asked the Chancellor of the Exchequer (1) what action he intends to take to assist United Kingdom bloodstock breeders within the European Community regarding the method by which France treats bloodstock for the purposes of value added tax following infraction proceedings;(2) whether he will place in the Library a copy of the letter sent by the Chief Secretary to the Treasury on 30 August 1979 to the chairman of the Bloodstock and Race Horse Industries Confederation Ltd. in which he indicated that the Government would give further and urgent consideration to the problems of the bloodstock industry if early progress was not made within the European Community to harmonise the treatment of value added tax on bloodstock; and what action arose from that consideration;(3) what action he intends to take to assist United Kingdom bloodstock breeders within the European Community regarding the continuing exemption by the Republic of Ireland of bloodstock sales from value added tax.
A copy of the letter to which my hon. Friend refers has been placed in the Library. The VAT treatment of bloodstock is governed by the EC sixth directive on the harmonisation of VAT and the position in the United Kingdom conforms to the directive. Partly because of pressure from the United Kingdom Government, the EC Commission brought infraction proceedings before the European Court against France in respect of its system of charging VAT only on the carcase value of bloodstock.
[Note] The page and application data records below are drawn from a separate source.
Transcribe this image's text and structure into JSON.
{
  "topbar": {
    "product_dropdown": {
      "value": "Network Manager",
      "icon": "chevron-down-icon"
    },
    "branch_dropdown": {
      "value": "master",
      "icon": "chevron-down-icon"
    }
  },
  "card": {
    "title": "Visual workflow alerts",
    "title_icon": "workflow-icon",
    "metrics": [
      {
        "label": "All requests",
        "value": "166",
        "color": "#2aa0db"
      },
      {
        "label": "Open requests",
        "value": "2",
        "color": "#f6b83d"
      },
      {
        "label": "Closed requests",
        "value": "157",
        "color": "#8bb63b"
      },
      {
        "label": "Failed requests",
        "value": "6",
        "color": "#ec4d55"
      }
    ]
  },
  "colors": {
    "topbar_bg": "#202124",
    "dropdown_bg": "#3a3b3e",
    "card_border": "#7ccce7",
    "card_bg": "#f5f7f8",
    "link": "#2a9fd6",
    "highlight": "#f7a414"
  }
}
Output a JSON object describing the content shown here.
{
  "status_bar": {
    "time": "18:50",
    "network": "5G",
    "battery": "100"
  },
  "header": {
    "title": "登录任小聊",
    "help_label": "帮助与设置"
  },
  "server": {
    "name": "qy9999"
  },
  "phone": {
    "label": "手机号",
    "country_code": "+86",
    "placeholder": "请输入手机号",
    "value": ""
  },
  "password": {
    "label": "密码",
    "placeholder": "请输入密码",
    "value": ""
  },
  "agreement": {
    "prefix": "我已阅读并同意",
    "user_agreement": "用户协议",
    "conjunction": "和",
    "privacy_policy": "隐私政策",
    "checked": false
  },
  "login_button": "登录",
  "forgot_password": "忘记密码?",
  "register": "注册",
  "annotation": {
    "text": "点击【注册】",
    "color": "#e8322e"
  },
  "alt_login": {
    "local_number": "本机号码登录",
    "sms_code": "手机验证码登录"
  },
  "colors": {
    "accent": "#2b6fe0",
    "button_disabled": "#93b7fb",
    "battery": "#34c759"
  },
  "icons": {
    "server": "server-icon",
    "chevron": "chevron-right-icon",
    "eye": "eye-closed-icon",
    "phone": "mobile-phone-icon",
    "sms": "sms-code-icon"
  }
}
As a result, France is understood now to charge VAT on the full selling price, though at a reduced rate, which is permitted under the sixth directive. Ireland's exemption in respect of bloodstock is permitted under a temporary derogation from the directive. However, the EC Commission has recently published proposals for its abolition, along with other derogations, in the draft eighteenth directive on VAT. Customs and Excise is currently consulting bloodstock interests in order that the industry's views may be fully taken into account in EC discussions on the Commission's proposals, which would require the unanimous agreement of all member states before being adopted.